American actor Sherman Hemsley of "The Jeffersons" fame died on July 24, 2012, but wasn't buried until November 2012, following a legal battle over his remains.
The drama that played out after the death of Sherman Hemsley, who portrayed the wise-cracking character of George Jefferson in the hit comedy series of the 70s, "The Jeffersons," was shocking, to say the least.
The actor's body was left in the mortuary three and a half months after his death from lung cancer, after a man, Richard Thornton, surfaced, claiming he was the late actor's half-brother.
Actor Sherman Helmsley speaks at the MTV Networks Upfront 2003 presentation to advertisers at the Theatre at Madison Square Garden on May 6, 2003. | Photo: Getty Images
Thornton didn't stop at that claim; he also challenged the validity of the will Hemsley had left behind, where he left all of his possessions in the hands of his close friend and business partner, Flora Enchinton.
The actor, who died at the age of 74, also didn't have any relatives or family members alive at the time of his death; thus Thornton's claims threw a spanner in the works for the actor's burial plans.
Actor Sherman Hemsley arrives at the LG's Mobile TV Party held at Paramount Studios on June 19, 2007 in Los Angeles, California. | Photo: Getty Images
Thornton claimed that he should be the one in charge of Hemsley's burial arrangements, adding that he wanted the late actor to be buried in a veterans' cemetery in Philadelphia, which is where the actor grew up.
These claims were rebuffed by Enchinton, who said that Thornton, in making such claims, was being disrespectful and only wanted Hemsley's money. She also added that in all her years of being Hemsley's close friend, he never mentioned that he had a brother.
The DNA results, however, didn't matter in the end, because it was proven that Hemsley's will was valid.
Actress Isabel Sanford and Actor Sherman Hemsley at the 2nd Annual TV Land Awards held on March 7, 2004. | Photo: Getty Images
Enchinton also said that all she wanted was to give her friend a befitting burial, and she eventually got her wish when an El Paso judge ruled in her favor, finding Hemsley's will valid.
The lawyer who wrote the will and a nurse also testified, saying that Hemsley was competent and mentally alert at the time the will was written. Another friend of the actor also said that Hemsley took Enchinton as his only family and didn't want to return to Philadelphia.

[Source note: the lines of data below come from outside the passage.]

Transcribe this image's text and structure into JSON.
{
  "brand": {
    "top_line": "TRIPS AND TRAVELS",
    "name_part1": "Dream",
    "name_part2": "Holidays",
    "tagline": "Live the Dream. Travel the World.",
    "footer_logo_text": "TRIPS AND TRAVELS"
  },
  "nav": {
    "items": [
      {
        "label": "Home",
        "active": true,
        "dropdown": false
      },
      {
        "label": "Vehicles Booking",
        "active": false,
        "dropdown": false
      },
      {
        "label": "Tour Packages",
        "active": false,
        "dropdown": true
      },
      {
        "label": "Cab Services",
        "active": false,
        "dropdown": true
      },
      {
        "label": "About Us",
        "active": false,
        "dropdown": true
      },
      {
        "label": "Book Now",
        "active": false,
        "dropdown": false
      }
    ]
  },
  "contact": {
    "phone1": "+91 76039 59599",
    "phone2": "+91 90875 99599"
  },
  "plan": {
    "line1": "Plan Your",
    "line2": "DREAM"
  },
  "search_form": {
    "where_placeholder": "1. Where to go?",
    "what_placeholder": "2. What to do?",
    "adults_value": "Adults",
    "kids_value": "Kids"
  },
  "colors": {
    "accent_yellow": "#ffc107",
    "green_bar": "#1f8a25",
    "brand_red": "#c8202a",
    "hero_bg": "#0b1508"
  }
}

DNA samples confirmed Thornton's claims of being Hemsley's half-brother, although they never spoke to each other, and that their family kept Hemsley's birth a secret because he was born as a result of an extramarital affair.
Actor Sherman Helmsley, of the 1970s television show "The Jeffersons," poses backstage at the MTV Networks Upfront 2003 presentation to advertisers on May 6, 2003. | Photo: Getty Images
The DNA results, however, didn't matter in the end, because it was proven that Hemsley's will was valid, thus giving the person named in the will full control of his burial arrangements and assets.
During the dispute, Enchinton spoke to reporters and said that the situation gave her an ugly and desperate feeling and that it was very much emotional for her to wake up with the knowledge that Hemsley was still in the mortuary.
Actor Sherman Hemsley attends the 2nd Annual TV Land Awards held on March 7, 2004 at The Hollywood Palladium, in Hollywood, California. | Photo: Getty Images
Another legal battle connected to Hemsley was between William Little and David Pullman, who bought the right to his residual income in 2005 when Hemsley was bankrupt.
Little and Pullman went into a legal battle spanning eight years, after the former sued the later, alleging that the agreement they signed was illegal, and sought its rescission. Little later said the deal was okay, but that he wanted its dissolution.